David Shepardson
·2 mins read

By David Shepardson

WASHINGTON, Oct 15 (Reuters) - A U.S. judge in San Francisco on Thursday said she was "not inclined" to reverse her decision blocking the government from barring Apple Inc and Alphabet Inc's Google from offering WeChat for download in U.S. app stores.

U.S. Magistrate Judge Laurel Beeler said at a hearing that she did not think a new filing by the Justice Department "changes the outcome" or changes her analysis.

Last month, Beeler issued a preliminary injunction blocking the U.S. Commerce Department order which was set to take effect late on Sept. 20 in a suit brought by WeChat users.

The Justice Department has appealed Beeler's order to the 9th Circuit Court of Appeals, but no ruling is likely before December.

The Commerce Department order would also bar other U.S. transactions with Tencent Holding's WeChat, potentially making the app unusable in the United States.

The Justice Department argues Beeler's order "permits the continued, unfettered use of WeChat, a mobile application that the Executive Branch has determined constitutes a threat to the national security and foreign policy of the United States."

The WeChat users argued the government sought "to implement an unprecedented ban of an entire medium of communication" and then only offered "speculation" of harms "without any evidence or examples involving Americans’ use of WeChat."

WeChat has an average of 19 million daily active users in the United States, analytics firm Apptopia said. It is popular among Chinese students, Americans living in China and some Americans who have personal or business relationships in China.

WeChat is an all-in-one mobile app that combines services similar to Facebook, WhatsApp, Instagram and Venmo.
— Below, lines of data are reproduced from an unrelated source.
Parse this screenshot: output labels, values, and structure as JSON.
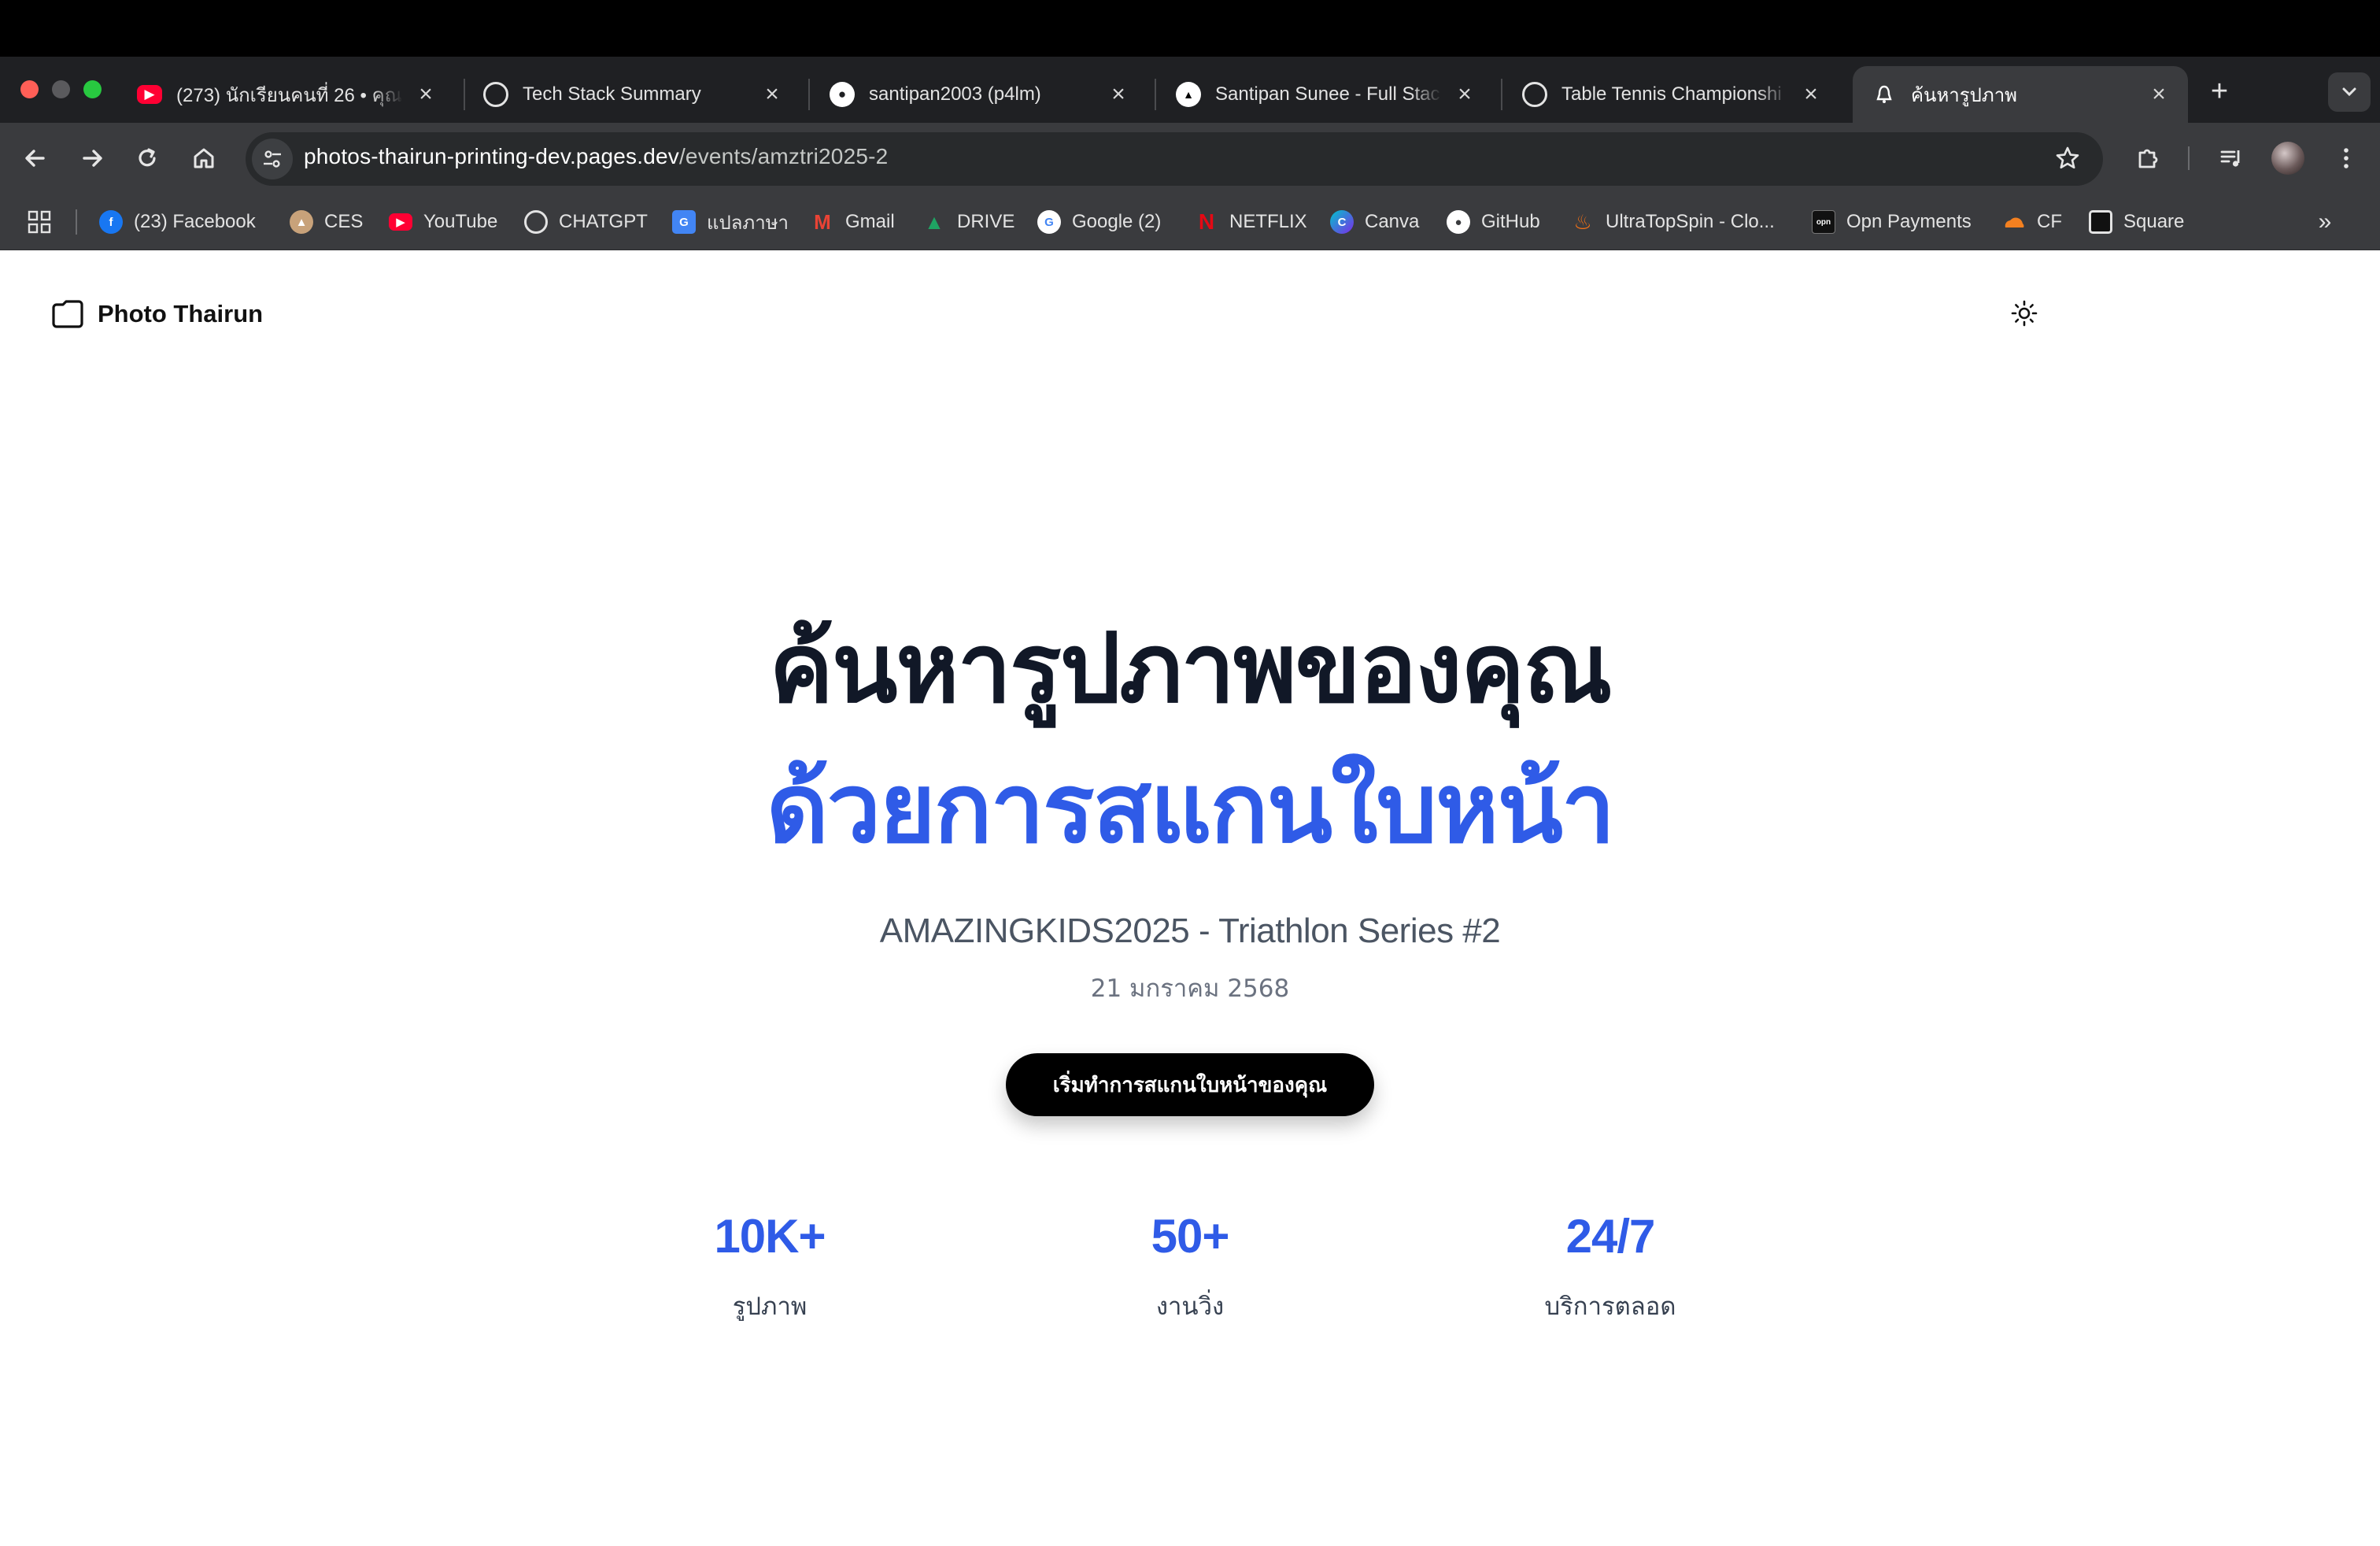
{
  "browser": {
    "tabs": [
      {
        "title": "(273) นักเรียนคนที่ 26 • คุณ",
        "icon": "youtube-icon",
        "color": "#ff0033",
        "active": false
      },
      {
        "title": "Tech Stack Summary",
        "icon": "openai-icon",
        "color": "#ffffff",
        "active": false
      },
      {
        "title": "santipan2003 (p4lm)",
        "icon": "github-icon",
        "color": "#ffffff",
        "active": false
      },
      {
        "title": "Santipan Sunee - Full Stac",
        "icon": "vercel-icon",
        "color": "#ffffff",
        "active": false
      },
      {
        "title": "Table Tennis Championshi",
        "icon": "swirl-icon",
        "color": "#ffffff",
        "active": false
      },
      {
        "title": "ค้นหารูปภาพ",
        "icon": "app-icon",
        "color": "#ffffff",
        "active": true
      }
    ],
    "url": {
      "host": "photos-thairun-printing-dev.pages.dev",
      "path": "/events/amztri2025-2"
    },
    "bookmarks": [
      {
        "label": "(23) Facebook",
        "icon": "facebook-icon",
        "color": "#1877f2"
      },
      {
        "label": "CES",
        "icon": "ces-icon",
        "color": "#c8a27a"
      },
      {
        "label": "YouTube",
        "icon": "youtube-icon",
        "color": "#ff0033"
      },
      {
        "label": "CHATGPT",
        "icon": "openai-icon",
        "color": "#3a3b3e"
      },
      {
        "label": "แปลภาษา",
        "icon": "translate-icon",
        "color": "#4285f4"
      },
      {
        "label": "Gmail",
        "icon": "gmail-icon",
        "color": "#ea4335"
      },
      {
        "label": "DRIVE",
        "icon": "drive-icon",
        "color": "#1fa463"
      },
      {
        "label": "Google (2)",
        "icon": "google-icon",
        "color": "#ffffff"
      },
      {
        "label": "NETFLIX",
        "icon": "netflix-icon",
        "color": "#e50914"
      },
      {
        "label": "Canva",
        "icon": "canva-icon",
        "color": "#00c4cc"
      },
      {
        "label": "GitHub",
        "icon": "github-icon",
        "color": "#3a3b3e"
      },
      {
        "label": "UltraTopSpin - Clo...",
        "icon": "flame-icon",
        "color": "#f97316"
      },
      {
        "label": "Opn Payments",
        "icon": "opn-icon",
        "color": "#111111"
      },
      {
        "label": "CF",
        "icon": "cloudflare-icon",
        "color": "#f38020"
      },
      {
        "label": "Square",
        "icon": "square-icon",
        "color": "#111111"
      }
    ]
  },
  "site": {
    "brand": "Photo Thairun"
  },
  "hero": {
    "line1": "ค้นหารูปภาพของคุณ",
    "line2": "ด้วยการสแกนใบหน้า",
    "event_name": "AMAZINGKIDS2025 - Triathlon Series #2",
    "event_date": "21 มกราคม 2568",
    "cta": "เริ่มทำการสแกนใบหน้าของคุณ"
  },
  "stats": [
    {
      "value": "10K+",
      "label": "รูปภาพ"
    },
    {
      "value": "50+",
      "label": "งานวิ่ง"
    },
    {
      "value": "24/7",
      "label": "บริการตลอด"
    }
  ],
  "colors": {
    "accent": "#2f5be7",
    "heading": "#111827",
    "cta_bg": "#000000"
  }
}
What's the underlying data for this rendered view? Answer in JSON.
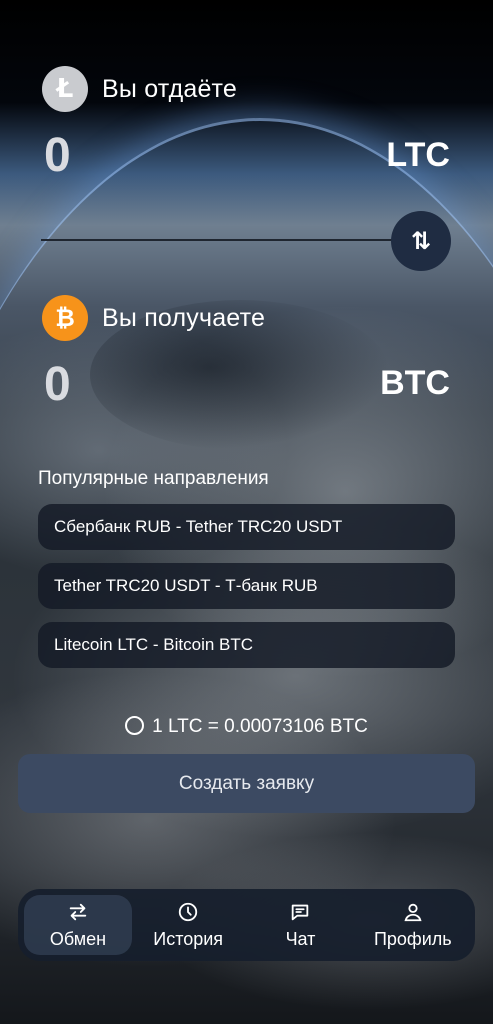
{
  "send": {
    "label": "Вы отдаёте",
    "amount": "0",
    "currency": "LTC",
    "icon": "litecoin-icon",
    "icon_glyph": "Ł",
    "color": "#c9cbcf"
  },
  "swap": {
    "icon": "swap-arrows-icon",
    "glyph": "⇅"
  },
  "receive": {
    "label": "Вы получаете",
    "amount": "0",
    "currency": "BTC",
    "icon": "bitcoin-icon",
    "icon_glyph": "₿",
    "color": "#f7931a"
  },
  "popular": {
    "title": "Популярные направления",
    "routes": [
      {
        "label": "Сбербанк RUB - Tether TRC20 USDT"
      },
      {
        "label": "Tether TRC20 USDT - Т-банк RUB"
      },
      {
        "label": "Litecoin LTC - Bitcoin BTC"
      }
    ]
  },
  "rate": {
    "text": "1 LTC = 0.00073106 BTC"
  },
  "actions": {
    "create_label": "Создать заявку"
  },
  "tabbar": {
    "tabs": [
      {
        "label": "Обмен",
        "icon": "exchange-icon",
        "active": true
      },
      {
        "label": "История",
        "icon": "clock-icon",
        "active": false
      },
      {
        "label": "Чат",
        "icon": "chat-icon",
        "active": false
      },
      {
        "label": "Профиль",
        "icon": "user-icon",
        "active": false
      }
    ]
  }
}
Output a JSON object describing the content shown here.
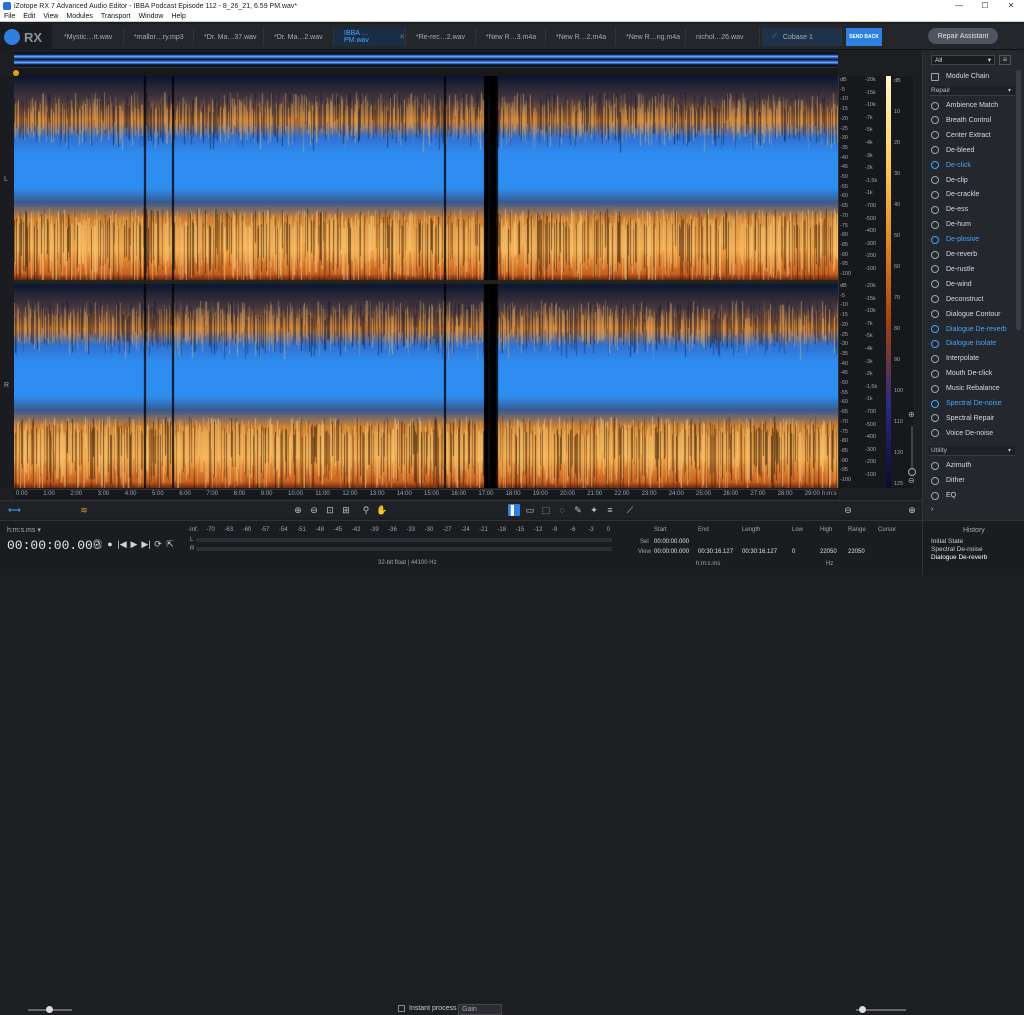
{
  "window": {
    "title": "iZotope RX 7 Advanced Audio Editor - IBBA Podcast Episode 112 - 8_26_21, 6.59 PM.wav*",
    "controls": [
      "—",
      "☐",
      "✕"
    ]
  },
  "menu": [
    "File",
    "Edit",
    "View",
    "Modules",
    "Transport",
    "Window",
    "Help"
  ],
  "logo": "RX",
  "tabs": [
    {
      "label": "*Mystic…rt.wav"
    },
    {
      "label": "*mallor…ry.mp3"
    },
    {
      "label": "*Dr. Ma…37.wav"
    },
    {
      "label": "*Dr. Ma…2.wav"
    },
    {
      "label": "IBBA …PM.wav",
      "active": true
    },
    {
      "label": "*Re-rec…2.wav"
    },
    {
      "label": "*New R…3.m4a"
    },
    {
      "label": "*New R…2.m4a"
    },
    {
      "label": "*New R…ng.m4a"
    },
    {
      "label": "nichol…26.wav"
    },
    {
      "label": "Cobase 1"
    }
  ],
  "send_back": "SEND BACK",
  "repair_assistant": "Repair Assistant",
  "channels": [
    "L",
    "R"
  ],
  "freq_labels": [
    "-20k",
    "-15k",
    "-10k",
    "-7k",
    "-5k",
    "-4k",
    "-3k",
    "-2k",
    "-1.5k",
    "-1k",
    "-700",
    "-500",
    "-400",
    "-300",
    "-200",
    "-100"
  ],
  "db_left": [
    "dB",
    "-5",
    "-10",
    "-15",
    "-20",
    "-25",
    "-30",
    "-35",
    "-40",
    "-45",
    "-50",
    "-55",
    "-60",
    "-65",
    "-70",
    "-75",
    "-80",
    "-85",
    "-90",
    "-95",
    "-100"
  ],
  "db_right": [
    "dB",
    "10",
    "20",
    "30",
    "40",
    "50",
    "60",
    "70",
    "80",
    "90",
    "100",
    "110",
    "120",
    "125"
  ],
  "timeline": [
    "0:00",
    "1:00",
    "2:00",
    "3:00",
    "4:00",
    "5:00",
    "6:00",
    "7:00",
    "8:00",
    "9:00",
    "10:00",
    "11:00",
    "12:00",
    "13:00",
    "14:00",
    "15:00",
    "16:00",
    "17:00",
    "18:00",
    "19:00",
    "20:00",
    "21:00",
    "22:00",
    "23:00",
    "24:00",
    "25:00",
    "26:00",
    "27:00",
    "28:00",
    "29:00",
    "h:m:s"
  ],
  "toolbar": {
    "instant_process": "Instant process",
    "gain": "Gain"
  },
  "bottom": {
    "time_format": "h:m:s.ms ▾",
    "timecode": "00:00:00.000",
    "transport": [
      "🎧",
      "●",
      "|◀",
      "▶",
      "▶|",
      "⟳",
      "⇱"
    ],
    "meter_scale": [
      "-Inf.",
      "-70",
      "-63",
      "-60",
      "-57",
      "-54",
      "-51",
      "-48",
      "-45",
      "-42",
      "-39",
      "-36",
      "-33",
      "-30",
      "-27",
      "-24",
      "-21",
      "-18",
      "-15",
      "-12",
      "-9",
      "-6",
      "-3",
      "0"
    ],
    "meter_labels": [
      "L",
      "R"
    ],
    "format": "32-bit float | 44100 Hz",
    "sel_label": "Sel",
    "view_label": "View",
    "start_header": "Start",
    "end_header": "End",
    "length_header": "Length",
    "low_header": "Low",
    "high_header": "High",
    "range_header": "Range",
    "cursor_header": "Cursor",
    "sel_start": "00:00:00.000",
    "view_start": "00:00:00.000",
    "view_end": "00:30:16.127",
    "view_length": "00:30:16.127",
    "view_low": "0",
    "view_high": "22050",
    "view_range": "22050",
    "time_unit": "h:m:s.ms",
    "freq_unit": "Hz"
  },
  "history": {
    "title": "History",
    "entries": [
      "Initial State",
      "Spectral De-noise",
      "Dialogue De-reverb"
    ]
  },
  "panel": {
    "filter": "All",
    "module_chain": "Module Chain",
    "repair_label": "Repair",
    "utility_label": "Utility",
    "repair_modules": [
      {
        "label": "Ambience Match"
      },
      {
        "label": "Breath Control"
      },
      {
        "label": "Center Extract"
      },
      {
        "label": "De-bleed"
      },
      {
        "label": "De-click",
        "hl": true
      },
      {
        "label": "De-clip"
      },
      {
        "label": "De-crackle"
      },
      {
        "label": "De-ess"
      },
      {
        "label": "De-hum"
      },
      {
        "label": "De-plosive",
        "hl": true
      },
      {
        "label": "De-reverb"
      },
      {
        "label": "De-rustle"
      },
      {
        "label": "De-wind"
      },
      {
        "label": "Deconstruct"
      },
      {
        "label": "Dialogue Contour"
      },
      {
        "label": "Dialogue De-reverb",
        "hl": true
      },
      {
        "label": "Dialogue Isolate",
        "hl": true
      },
      {
        "label": "Interpolate"
      },
      {
        "label": "Mouth De-click"
      },
      {
        "label": "Music Rebalance"
      },
      {
        "label": "Spectral De-noise",
        "hl": true
      },
      {
        "label": "Spectral Repair"
      },
      {
        "label": "Voice De-noise"
      }
    ],
    "utility_modules": [
      {
        "label": "Azimuth"
      },
      {
        "label": "Dither"
      },
      {
        "label": "EQ"
      }
    ]
  },
  "colors": {
    "accent": "#2d7fe0",
    "highlight": "#4aa3ff",
    "spec_blue": "#2f8cf0",
    "spec_orange": "#e89030"
  }
}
The app is an essential part of daily life for many in China and boasts more than 1 billion users.

In a similar case, a U.S. appeals court on Wednesday agreed to fast-track a government appeal of a ruling blocking the government from banning new TikTok downloads from U.S. app stores. (Reporting by David Shepardson; Editing by Tom Brown)